When the porter said that they had to hurry because the connection was boarding already, Bartolo didn't worry. He laughed and said, "We can run there." So the porter pushed his chair and Bartolo screamed, "Go! Go! Go!" The porter ran through the airport and the wheels turned. Bartolo closed his eyes, felt his hair blowing, and heard the air whooshing past his ears. With his eyes shut, he was just a head zooming through the airport of its own accord. He didn't notice the flag go flying off his lap, landing on the terminal floor. He forgot all about the flag until he got on the plane headed back to New York, but by then it was too late. When he realized it was missing, Bartolo thought, "It doesn't matter. I'm a superstar."
Aaron Zimmerman's debut novel, By The Time You Finish This Book You Might Be Dead (www.greebee.com), was selected as a new and notable book by Poets & Writers magazine. His fiction and poetry have appeared in numerous literary magazines and he holds an MA in Creative Writing from City College. Zimmerman is the founder and executive director of NY Writers Coalition (www.nywriterscoalition.org). Zimmerman, who lives in Brooklyn, was named one of the "Top 100 New Yorkers of 2003" by New York Resident newspaper for his work with NY Writers Coalition.
Copyright 2004, Aaron Zimmerman. This work is protected under the U.S. copyright laws.
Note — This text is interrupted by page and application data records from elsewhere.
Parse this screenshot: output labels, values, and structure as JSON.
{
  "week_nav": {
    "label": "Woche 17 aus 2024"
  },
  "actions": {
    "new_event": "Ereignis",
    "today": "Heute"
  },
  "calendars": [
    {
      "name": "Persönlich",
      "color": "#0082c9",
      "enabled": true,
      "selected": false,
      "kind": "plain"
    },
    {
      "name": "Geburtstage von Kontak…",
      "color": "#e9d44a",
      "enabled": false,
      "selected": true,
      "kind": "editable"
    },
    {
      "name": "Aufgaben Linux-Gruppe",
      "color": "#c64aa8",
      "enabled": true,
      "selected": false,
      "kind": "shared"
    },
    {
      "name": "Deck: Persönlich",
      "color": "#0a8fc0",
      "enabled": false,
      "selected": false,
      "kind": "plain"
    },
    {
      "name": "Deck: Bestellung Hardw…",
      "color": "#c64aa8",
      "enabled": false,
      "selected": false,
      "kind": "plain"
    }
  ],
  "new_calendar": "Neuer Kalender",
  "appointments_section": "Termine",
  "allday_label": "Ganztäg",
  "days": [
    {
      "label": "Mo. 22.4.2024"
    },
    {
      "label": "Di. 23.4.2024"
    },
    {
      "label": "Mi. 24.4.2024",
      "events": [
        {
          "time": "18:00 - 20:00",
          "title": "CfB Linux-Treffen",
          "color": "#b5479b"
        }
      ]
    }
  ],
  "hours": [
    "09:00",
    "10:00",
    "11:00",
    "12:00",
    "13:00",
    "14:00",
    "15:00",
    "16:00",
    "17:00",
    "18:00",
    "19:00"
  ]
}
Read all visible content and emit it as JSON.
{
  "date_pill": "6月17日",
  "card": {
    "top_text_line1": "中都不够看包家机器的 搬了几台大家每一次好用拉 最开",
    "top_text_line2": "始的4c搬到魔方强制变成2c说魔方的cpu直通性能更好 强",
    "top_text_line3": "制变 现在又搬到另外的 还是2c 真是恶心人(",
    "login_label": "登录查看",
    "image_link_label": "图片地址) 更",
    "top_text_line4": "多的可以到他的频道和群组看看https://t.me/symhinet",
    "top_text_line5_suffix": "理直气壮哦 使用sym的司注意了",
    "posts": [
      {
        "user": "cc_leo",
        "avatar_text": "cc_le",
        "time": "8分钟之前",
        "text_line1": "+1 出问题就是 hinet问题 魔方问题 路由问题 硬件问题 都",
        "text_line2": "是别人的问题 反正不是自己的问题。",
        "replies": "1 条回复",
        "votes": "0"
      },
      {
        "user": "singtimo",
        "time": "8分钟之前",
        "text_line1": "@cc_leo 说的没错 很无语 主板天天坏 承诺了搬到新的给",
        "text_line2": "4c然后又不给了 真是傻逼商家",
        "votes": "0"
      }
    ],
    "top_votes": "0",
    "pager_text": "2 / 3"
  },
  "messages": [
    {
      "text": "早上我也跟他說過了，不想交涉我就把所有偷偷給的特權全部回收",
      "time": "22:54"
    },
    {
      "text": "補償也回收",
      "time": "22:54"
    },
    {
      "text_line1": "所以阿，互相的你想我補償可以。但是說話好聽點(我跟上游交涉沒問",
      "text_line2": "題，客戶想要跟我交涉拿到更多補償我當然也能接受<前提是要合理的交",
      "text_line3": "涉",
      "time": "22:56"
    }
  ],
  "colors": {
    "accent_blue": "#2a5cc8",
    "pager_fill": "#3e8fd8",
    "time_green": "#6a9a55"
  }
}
It may not be reproduced, reprinted, reused, or altered without the expressed written permission of the author.